Saturday, September 13, 2008

Fear of Napalm(isms): Oh Cliché Can You See

When last I poked (gentle) fun at Napalm Death, it was at the propensity of the band’s teenage incarnations to get all morbid and serious by ending their songs with the word die or death. A lot can be forgiven given the band’s youth. Would you want your youthful poetic indiscretions immortalized on silicon?
So this time, I’m gonna take a few whacks at the older, presumably wiser latter day Birmingham bangers.
It seems since the band kissed off Digby Pearson, some of their song writing has taken a turn for the clichéd, particularly in titling territory. The post-Earache albums have consistently featured cliché-titled songs. And as any Creating Writing 101 prof will tell you, clichés are signs of lazy writing that should be avoided like the plague.
Unlike early Napalm Death’s death obsession, which crossed lineups, this time around the culprit is largely one person: Barney Greenway.
Don’t get me wrong, mofo knows his way around a mic and I can’t imagine another frontman who commands a stage like Barney (Mark to his ‘rents). But he’s penned the majority of the band’s lazily-titled songs.
The unbroken streak began right out of the Earache gate on 2000’s Enemy of the Music Business with “Necessary Evil.” I don’t know if it’s necessary but the evil oozing from that song was repeating that phrase continuously.
And that’s the problem underlying the cliché thing. Not only do they trot out one worn out phrase after another, but they feel the need to pound that sentiment home by endlessly repeating said catch phrase through the song. When a line wears out its welcome in the course of a two minute song, we’ve got a problem. Where a lyricist of Jello Biafra-ian status could turn a cliché on its head with a dose of irony, Greenway just gives it to us verbatim.
And the punishment in capitals did not let up on 2002’s follow up Order of the Leach, which gave us the “Out of Sight, Out of Mind” and “Lowest Common Denominator” twofer.
Sadly the annoyance trailed after the Brummie bangers as they migrated to metal major Century Media, handing us the repetitive “Silence is Deafening” and “When All is Said and Done” (one Mr. Shane Embury can take a bow for the latter, though).
But it’s not like we it should be surprised. Napalm telegraphed this particular Napalmism on 1994’s somewhat underrated Fear, Emptiness, Despair, album that is “More Than Meets the Eye.”
So with the word out Napalm are readying their 13th studio album, I ask you, what should their next ditty be called?

A. “A Penny Saved is a Penny Earned”
B. “A Bird in the Hand”
C. “An Apple a Day Keeps the Doctor Away”
D. “All Work and No Play Makes Jack a Dull Boy”

Feel free to leave your own suggestions in the comments.


Zmaj said...

Nice!
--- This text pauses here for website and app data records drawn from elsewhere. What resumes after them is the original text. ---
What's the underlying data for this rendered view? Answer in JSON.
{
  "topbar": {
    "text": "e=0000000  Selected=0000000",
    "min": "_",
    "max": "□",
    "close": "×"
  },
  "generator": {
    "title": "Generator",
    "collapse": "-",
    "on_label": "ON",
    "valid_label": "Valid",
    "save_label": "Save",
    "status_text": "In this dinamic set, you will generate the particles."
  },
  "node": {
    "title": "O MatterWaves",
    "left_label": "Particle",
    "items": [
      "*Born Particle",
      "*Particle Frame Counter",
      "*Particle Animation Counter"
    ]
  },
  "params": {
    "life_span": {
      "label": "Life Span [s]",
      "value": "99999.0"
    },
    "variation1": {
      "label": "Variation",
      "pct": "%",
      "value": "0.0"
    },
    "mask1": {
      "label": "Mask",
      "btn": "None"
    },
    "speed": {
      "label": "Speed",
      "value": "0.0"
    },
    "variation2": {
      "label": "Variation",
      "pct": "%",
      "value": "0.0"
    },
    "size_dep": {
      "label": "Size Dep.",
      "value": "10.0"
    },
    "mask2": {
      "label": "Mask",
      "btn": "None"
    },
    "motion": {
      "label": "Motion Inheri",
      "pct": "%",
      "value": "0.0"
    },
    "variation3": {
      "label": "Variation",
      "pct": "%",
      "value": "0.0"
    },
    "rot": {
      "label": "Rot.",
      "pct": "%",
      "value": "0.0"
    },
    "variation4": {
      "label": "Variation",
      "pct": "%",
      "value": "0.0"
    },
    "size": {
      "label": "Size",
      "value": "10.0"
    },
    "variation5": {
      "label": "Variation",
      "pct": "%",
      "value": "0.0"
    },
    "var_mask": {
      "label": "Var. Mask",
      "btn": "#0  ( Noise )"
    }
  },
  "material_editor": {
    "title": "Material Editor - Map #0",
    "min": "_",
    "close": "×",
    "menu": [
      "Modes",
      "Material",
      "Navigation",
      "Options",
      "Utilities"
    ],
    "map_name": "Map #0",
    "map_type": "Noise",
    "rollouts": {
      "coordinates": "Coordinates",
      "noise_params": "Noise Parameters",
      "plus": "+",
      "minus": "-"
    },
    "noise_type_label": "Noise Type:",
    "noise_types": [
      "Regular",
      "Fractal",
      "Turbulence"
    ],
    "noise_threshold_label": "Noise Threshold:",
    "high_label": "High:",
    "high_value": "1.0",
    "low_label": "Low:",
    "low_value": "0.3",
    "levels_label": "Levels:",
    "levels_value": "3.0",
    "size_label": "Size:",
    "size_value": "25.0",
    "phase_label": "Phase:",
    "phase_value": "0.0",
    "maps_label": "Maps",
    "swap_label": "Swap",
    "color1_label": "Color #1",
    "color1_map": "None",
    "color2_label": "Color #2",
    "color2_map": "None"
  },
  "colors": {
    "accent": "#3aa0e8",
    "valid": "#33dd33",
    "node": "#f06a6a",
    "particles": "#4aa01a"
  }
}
I'm not witty enough to come up with a good one though.

Anonymous said...

via google stats:

"napalm death" + cliche : 30,000 hits
"napalm death" + metaphor: 5,280 hits
"napalm death" + simile: 3,170 hits
"napalm death" + analogy: 2,140 hits

"the proof is in the pudding" :)
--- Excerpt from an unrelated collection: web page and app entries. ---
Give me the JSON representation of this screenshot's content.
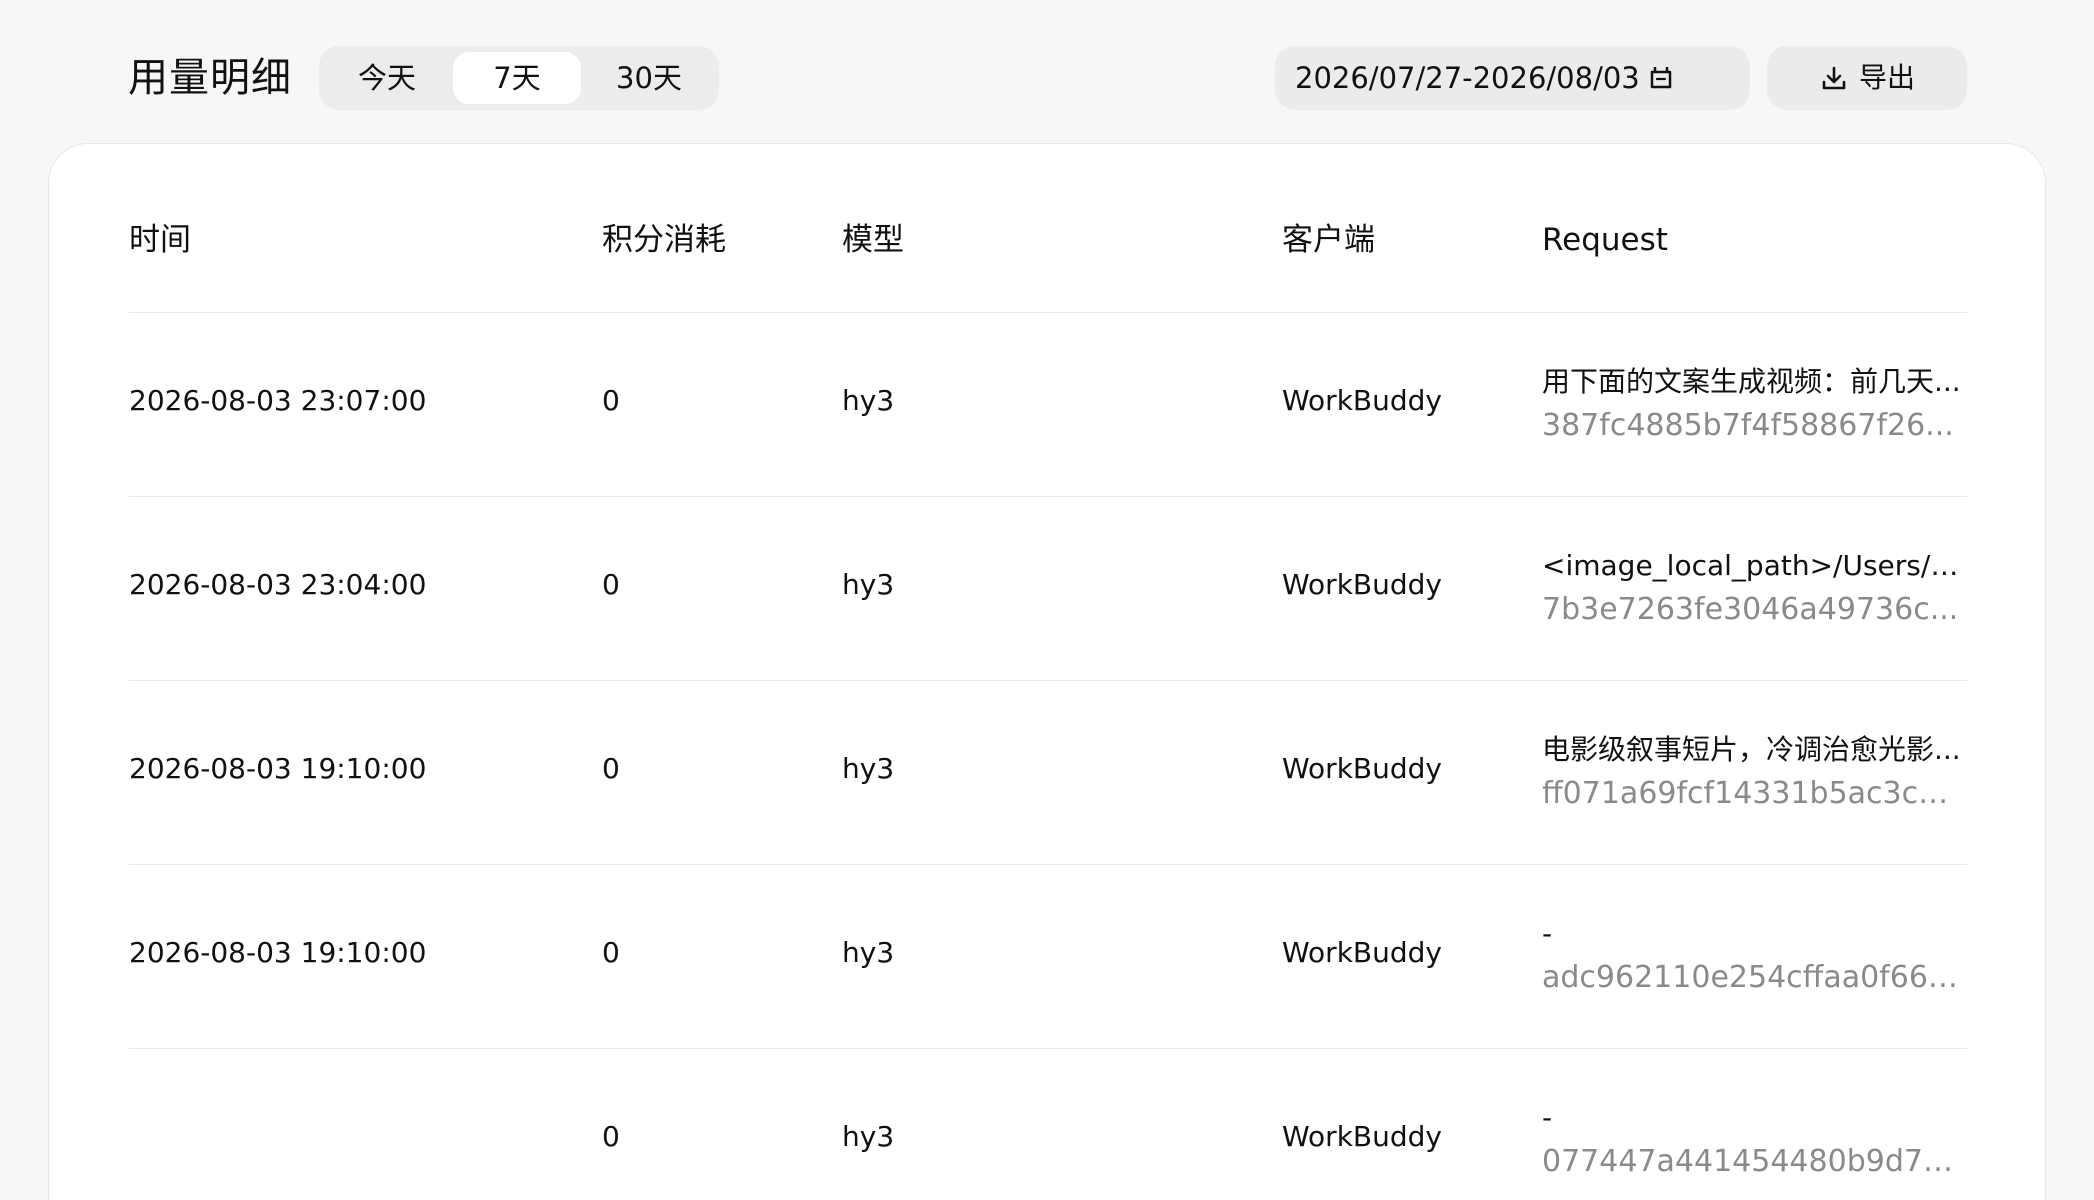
{
  "header": {
    "title": "用量明细",
    "range_tabs": [
      {
        "label": "今天",
        "selected": false
      },
      {
        "label": "7天",
        "selected": true
      },
      {
        "label": "30天",
        "selected": false
      }
    ],
    "date_range": "2026/07/27-2026/08/03",
    "export_label": "导出"
  },
  "table": {
    "columns": {
      "time": "时间",
      "credits": "积分消耗",
      "model": "模型",
      "client": "客户端",
      "request": "Request"
    },
    "rows": [
      {
        "time": "2026-08-03 23:07:00",
        "credits": "0",
        "model": "hy3",
        "client": "WorkBuddy",
        "request_text": "用下面的文案生成视频：前几天...",
        "request_id": "387fc4885b7f4f58867f26..."
      },
      {
        "time": "2026-08-03 23:04:00",
        "credits": "0",
        "model": "hy3",
        "client": "WorkBuddy",
        "request_text": "<image_local_path>/Users/le...",
        "request_id": "7b3e7263fe3046a49736c..."
      },
      {
        "time": "2026-08-03 19:10:00",
        "credits": "0",
        "model": "hy3",
        "client": "WorkBuddy",
        "request_text": "电影级叙事短片，冷调治愈光影...",
        "request_id": "ff071a69fcf14331b5ac3cd..."
      },
      {
        "time": "2026-08-03 19:10:00",
        "credits": "0",
        "model": "hy3",
        "client": "WorkBuddy",
        "request_text": "-",
        "request_id": "adc962110e254cffaa0f661..."
      },
      {
        "time": "",
        "credits": "0",
        "model": "hy3",
        "client": "WorkBuddy",
        "request_text": "-",
        "request_id": "077447a441454480b9d79..."
      }
    ]
  }
}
Andrew Childers said...

ha. didn't think of hitting google stats. thanks for crunching the numbers on that one for me. take a few more tired cliches outta petty cash for your trouble.